Top of DATASET CONTENT

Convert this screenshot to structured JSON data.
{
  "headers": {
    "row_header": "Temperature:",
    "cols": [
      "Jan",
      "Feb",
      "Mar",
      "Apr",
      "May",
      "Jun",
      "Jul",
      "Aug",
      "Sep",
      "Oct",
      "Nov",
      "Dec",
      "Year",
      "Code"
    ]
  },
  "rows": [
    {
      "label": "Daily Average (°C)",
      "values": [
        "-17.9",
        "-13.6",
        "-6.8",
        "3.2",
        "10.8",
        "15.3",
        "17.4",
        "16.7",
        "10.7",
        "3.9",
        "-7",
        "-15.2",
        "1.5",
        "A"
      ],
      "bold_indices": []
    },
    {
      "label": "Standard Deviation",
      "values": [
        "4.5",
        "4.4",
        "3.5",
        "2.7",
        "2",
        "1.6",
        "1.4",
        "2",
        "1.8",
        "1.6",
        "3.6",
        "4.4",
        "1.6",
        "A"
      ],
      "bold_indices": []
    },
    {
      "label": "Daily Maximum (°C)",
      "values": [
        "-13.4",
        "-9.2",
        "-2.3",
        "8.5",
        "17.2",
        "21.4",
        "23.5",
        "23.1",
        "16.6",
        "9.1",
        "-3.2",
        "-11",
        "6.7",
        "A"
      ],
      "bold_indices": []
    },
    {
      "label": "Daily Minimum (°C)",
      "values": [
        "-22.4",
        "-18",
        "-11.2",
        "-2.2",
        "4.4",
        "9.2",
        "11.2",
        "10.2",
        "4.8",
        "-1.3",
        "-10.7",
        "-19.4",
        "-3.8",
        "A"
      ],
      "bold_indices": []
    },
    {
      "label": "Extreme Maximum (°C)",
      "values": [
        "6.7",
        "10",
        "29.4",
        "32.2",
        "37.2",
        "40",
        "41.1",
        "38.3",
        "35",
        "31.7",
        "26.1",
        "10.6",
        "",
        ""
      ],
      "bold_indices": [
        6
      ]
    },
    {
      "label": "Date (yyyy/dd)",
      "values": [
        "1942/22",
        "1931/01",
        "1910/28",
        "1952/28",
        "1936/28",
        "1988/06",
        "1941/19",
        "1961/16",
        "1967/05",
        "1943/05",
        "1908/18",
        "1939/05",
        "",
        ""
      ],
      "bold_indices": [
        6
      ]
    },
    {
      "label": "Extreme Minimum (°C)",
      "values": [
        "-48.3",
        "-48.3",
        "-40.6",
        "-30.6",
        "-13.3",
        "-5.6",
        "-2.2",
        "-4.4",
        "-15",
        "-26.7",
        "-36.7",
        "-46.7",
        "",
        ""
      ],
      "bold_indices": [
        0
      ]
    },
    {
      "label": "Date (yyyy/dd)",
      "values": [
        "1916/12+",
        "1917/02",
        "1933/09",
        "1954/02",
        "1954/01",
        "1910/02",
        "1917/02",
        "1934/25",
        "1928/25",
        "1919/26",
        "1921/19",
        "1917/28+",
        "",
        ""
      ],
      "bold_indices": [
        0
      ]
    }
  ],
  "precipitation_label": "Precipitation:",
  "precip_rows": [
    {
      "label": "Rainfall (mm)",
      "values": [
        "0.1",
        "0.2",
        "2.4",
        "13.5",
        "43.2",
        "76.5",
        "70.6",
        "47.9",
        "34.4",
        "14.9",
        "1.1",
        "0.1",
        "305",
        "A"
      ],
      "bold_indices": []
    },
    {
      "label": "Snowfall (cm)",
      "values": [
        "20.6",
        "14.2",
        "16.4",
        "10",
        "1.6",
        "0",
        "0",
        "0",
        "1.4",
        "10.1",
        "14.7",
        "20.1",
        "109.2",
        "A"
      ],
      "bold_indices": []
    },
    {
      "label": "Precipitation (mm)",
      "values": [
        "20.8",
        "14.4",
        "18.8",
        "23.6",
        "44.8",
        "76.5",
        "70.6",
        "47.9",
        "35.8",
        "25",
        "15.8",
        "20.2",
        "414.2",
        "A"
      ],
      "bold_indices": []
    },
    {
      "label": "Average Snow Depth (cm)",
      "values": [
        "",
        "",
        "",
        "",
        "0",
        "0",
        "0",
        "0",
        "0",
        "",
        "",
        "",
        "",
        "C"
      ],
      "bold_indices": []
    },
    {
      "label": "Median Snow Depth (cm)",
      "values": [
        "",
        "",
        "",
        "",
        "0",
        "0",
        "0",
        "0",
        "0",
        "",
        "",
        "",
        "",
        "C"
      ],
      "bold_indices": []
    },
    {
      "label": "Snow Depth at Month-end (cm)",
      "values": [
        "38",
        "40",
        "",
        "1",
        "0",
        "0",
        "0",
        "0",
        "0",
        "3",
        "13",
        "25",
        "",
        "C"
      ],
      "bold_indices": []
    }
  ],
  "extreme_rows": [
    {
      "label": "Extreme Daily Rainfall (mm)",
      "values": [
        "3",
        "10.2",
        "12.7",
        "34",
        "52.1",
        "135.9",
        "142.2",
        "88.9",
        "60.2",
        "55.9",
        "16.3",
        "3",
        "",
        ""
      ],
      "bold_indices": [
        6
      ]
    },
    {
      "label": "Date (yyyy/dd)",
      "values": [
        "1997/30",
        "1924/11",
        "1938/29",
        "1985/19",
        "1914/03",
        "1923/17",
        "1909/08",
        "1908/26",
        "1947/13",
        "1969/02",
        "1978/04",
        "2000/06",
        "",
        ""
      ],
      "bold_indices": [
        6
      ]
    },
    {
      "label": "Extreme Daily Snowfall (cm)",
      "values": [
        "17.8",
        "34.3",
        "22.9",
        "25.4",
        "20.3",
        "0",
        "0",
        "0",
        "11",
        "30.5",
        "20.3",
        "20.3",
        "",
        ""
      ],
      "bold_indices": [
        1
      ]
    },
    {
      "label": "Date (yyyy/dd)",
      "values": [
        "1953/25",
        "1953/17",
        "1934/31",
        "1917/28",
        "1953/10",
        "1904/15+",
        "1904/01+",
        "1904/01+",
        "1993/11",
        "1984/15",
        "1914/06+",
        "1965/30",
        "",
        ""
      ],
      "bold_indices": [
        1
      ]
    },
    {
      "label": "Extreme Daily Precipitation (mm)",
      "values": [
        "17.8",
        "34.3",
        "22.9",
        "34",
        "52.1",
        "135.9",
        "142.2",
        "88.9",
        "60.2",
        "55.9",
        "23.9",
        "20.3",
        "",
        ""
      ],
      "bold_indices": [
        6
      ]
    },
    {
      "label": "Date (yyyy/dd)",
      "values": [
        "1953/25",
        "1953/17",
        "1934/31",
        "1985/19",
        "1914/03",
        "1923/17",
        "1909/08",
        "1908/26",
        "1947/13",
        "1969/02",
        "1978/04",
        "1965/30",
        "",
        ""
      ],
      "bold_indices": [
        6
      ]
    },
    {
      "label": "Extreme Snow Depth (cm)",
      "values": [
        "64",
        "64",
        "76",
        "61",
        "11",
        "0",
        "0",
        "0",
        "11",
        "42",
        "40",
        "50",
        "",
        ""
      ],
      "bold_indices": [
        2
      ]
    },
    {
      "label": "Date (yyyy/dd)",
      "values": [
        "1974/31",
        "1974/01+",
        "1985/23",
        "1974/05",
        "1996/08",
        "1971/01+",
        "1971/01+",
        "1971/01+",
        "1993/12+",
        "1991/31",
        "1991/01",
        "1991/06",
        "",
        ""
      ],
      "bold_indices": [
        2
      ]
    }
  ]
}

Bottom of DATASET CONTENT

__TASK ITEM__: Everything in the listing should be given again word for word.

__SOLUTION TO THE PROBLEM__:
Convert this screenshot to structured JSON data.
{
  "headers": {
    "row_header": "Temperature:",
    "cols": [
      "Jan",
      "Feb",
      "Mar",
      "Apr",
      "May",
      "Jun",
      "Jul",
      "Aug",
      "Sep",
      "Oct",
      "Nov",
      "Dec",
      "Year",
      "Code"
    ]
  },
  "rows": [
    {
      "label": "Daily Average (°C)",
      "values": [
        "-17.9",
        "-13.6",
        "-6.8",
        "3.2",
        "10.8",
        "15.3",
        "17.4",
        "16.7",
        "10.7",
        "3.9",
        "-7",
        "-15.2",
        "1.5",
        "A"
      ],
      "bold_indices": []
    },
    {
      "label": "Standard Deviation",
      "values": [
        "4.5",
        "4.4",
        "3.5",
        "2.7",
        "2",
        "1.6",
        "1.4",
        "2",
        "1.8",
        "1.6",
        "3.6",
        "4.4",
        "1.6",
        "A"
      ],
      "bold_indices": []
    },
    {
      "label": "Daily Maximum (°C)",
      "values": [
        "-13.4",
        "-9.2",
        "-2.3",
        "8.5",
        "17.2",
        "21.4",
        "23.5",
        "23.1",
        "16.6",
        "9.1",
        "-3.2",
        "-11",
        "6.7",
        "A"
      ],
      "bold_indices": []
    },
    {
      "label": "Daily Minimum (°C)",
      "values": [
        "-22.4",
        "-18",
        "-11.2",
        "-2.2",
        "4.4",
        "9.2",
        "11.2",
        "10.2",
        "4.8",
        "-1.3",
        "-10.7",
        "-19.4",
        "-3.8",
        "A"
      ],
      "bold_indices": []
    },
    {
      "label": "Extreme Maximum (°C)",
      "values": [
        "6.7",
        "10",
        "29.4",
        "32.2",
        "37.2",
        "40",
        "41.1",
        "38.3",
        "35",
        "31.7",
        "26.1",
        "10.6",
        "",
        ""
      ],
      "bold_indices": [
        6
      ]
    },
    {
      "label": "Date (yyyy/dd)",
      "values": [
        "1942/22",
        "1931/01",
        "1910/28",
        "1952/28",
        "1936/28",
        "1988/06",
        "1941/19",
        "1961/16",
        "1967/05",
        "1943/05",
        "1908/18",
        "1939/05",
        "",
        ""
      ],
      "bold_indices": [
        6
      ]
    },
    {
      "label": "Extreme Minimum (°C)",
      "values": [
        "-48.3",
        "-48.3",
        "-40.6",
        "-30.6",
        "-13.3",
        "-5.6",
        "-2.2",
        "-4.4",
        "-15",
        "-26.7",
        "-36.7",
        "-46.7",
        "",
        ""
      ],
      "bold_indices": [
        0
      ]
    },
    {
      "label": "Date (yyyy/dd)",
      "values": [
        "1916/12+",
        "1917/02",
        "1933/09",
        "1954/02",
        "1954/01",
        "1910/02",
        "1917/02",
        "1934/25",
        "1928/25",
        "1919/26",
        "1921/19",
        "1917/28+",
        "",
        ""
      ],
      "bold_indices": [
        0
      ]
    }
  ],
  "precipitation_label": "Precipitation:",
  "precip_rows": [
    {
      "label": "Rainfall (mm)",
      "values": [
        "0.1",
        "0.2",
        "2.4",
        "13.5",
        "43.2",
        "76.5",
        "70.6",
        "47.9",
        "34.4",
        "14.9",
        "1.1",
        "0.1",
        "305",
        "A"
      ],
      "bold_indices": []
    },
    {
      "label": "Snowfall (cm)",
      "values": [
        "20.6",
        "14.2",
        "16.4",
        "10",
        "1.6",
        "0",
        "0",
        "0",
        "1.4",
        "10.1",
        "14.7",
        "20.1",
        "109.2",
        "A"
      ],
      "bold_indices": []
    },
    {
      "label": "Precipitation (mm)",
      "values": [
        "20.8",
        "14.4",
        "18.8",
        "23.6",
        "44.8",
        "76.5",
        "70.6",
        "47.9",
        "35.8",
        "25",
        "15.8",
        "20.2",
        "414.2",
        "A"
      ],
      "bold_indices": []
    },
    {
      "label": "Average Snow Depth (cm)",
      "values": [
        "",
        "",
        "",
        "",
        "0",
        "0",
        "0",
        "0",
        "0",
        "",
        "",
        "",
        "",
        "C"
      ],
      "bold_indices": []
    },
    {
      "label": "Median Snow Depth (cm)",
      "values": [
        "",
        "",
        "",
        "",
        "0",
        "0",
        "0",
        "0",
        "0",
        "",
        "",
        "",
        "",
        "C"
      ],
      "bold_indices": []
    },
    {
      "label": "Snow Depth at Month-end (cm)",
      "values": [
        "38",
        "40",
        "",
        "1",
        "0",
        "0",
        "0",
        "0",
        "0",
        "3",
        "13",
        "25",
        "",
        "C"
      ],
      "bold_indices": []
    }
  ],
  "extreme_rows": [
    {
      "label": "Extreme Daily Rainfall (mm)",
      "values": [
        "3",
        "10.2",
        "12.7",
        "34",
        "52.1",
        "135.9",
        "142.2",
        "88.9",
        "60.2",
        "55.9",
        "16.3",
        "3",
        "",
        ""
      ],
      "bold_indices": [
        6
      ]
    },
    {
      "label": "Date (yyyy/dd)",
      "values": [
        "1997/30",
        "1924/11",
        "1938/29",
        "1985/19",
        "1914/03",
        "1923/17",
        "1909/08",
        "1908/26",
        "1947/13",
        "1969/02",
        "1978/04",
        "2000/06",
        "",
        ""
      ],
      "bold_indices": [
        6
      ]
    },
    {
      "label": "Extreme Daily Snowfall (cm)",
      "values": [
        "17.8",
        "34.3",
        "22.9",
        "25.4",
        "20.3",
        "0",
        "0",
        "0",
        "11",
        "30.5",
        "20.3",
        "20.3",
        "",
        ""
      ],
      "bold_indices": [
        1
      ]
    },
    {
      "label": "Date (yyyy/dd)",
      "values": [
        "1953/25",
        "1953/17",
        "1934/31",
        "1917/28",
        "1953/10",
        "1904/15+",
        "1904/01+",
        "1904/01+",
        "1993/11",
        "1984/15",
        "1914/06+",
        "1965/30",
        "",
        ""
      ],
      "bold_indices": [
        1
      ]
    },
    {
      "label": "Extreme Daily Precipitation (mm)",
      "values": [
        "17.8",
        "34.3",
        "22.9",
        "34",
        "52.1",
        "135.9",
        "142.2",
        "88.9",
        "60.2",
        "55.9",
        "23.9",
        "20.3",
        "",
        ""
      ],
      "bold_indices": [
        6
      ]
    },
    {
      "label": "Date (yyyy/dd)",
      "values": [
        "1953/25",
        "1953/17",
        "1934/31",
        "1985/19",
        "1914/03",
        "1923/17",
        "1909/08",
        "1908/26",
        "1947/13",
        "1969/02",
        "1978/04",
        "1965/30",
        "",
        ""
      ],
      "bold_indices": [
        6
      ]
    },
    {
      "label": "Extreme Snow Depth (cm)",
      "values": [
        "64",
        "64",
        "76",
        "61",
        "11",
        "0",
        "0",
        "0",
        "11",
        "42",
        "40",
        "50",
        "",
        ""
      ],
      "bold_indices": [
        2
      ]
    },
    {
      "label": "Date (yyyy/dd)",
      "values": [
        "1974/31",
        "1974/01+",
        "1985/23",
        "1974/05",
        "1996/08",
        "1971/01+",
        "1971/01+",
        "1971/01+",
        "1993/12+",
        "1991/31",
        "1991/01",
        "1991/06",
        "",
        ""
      ],
      "bold_indices": [
        2
      ]
    }
  ]
}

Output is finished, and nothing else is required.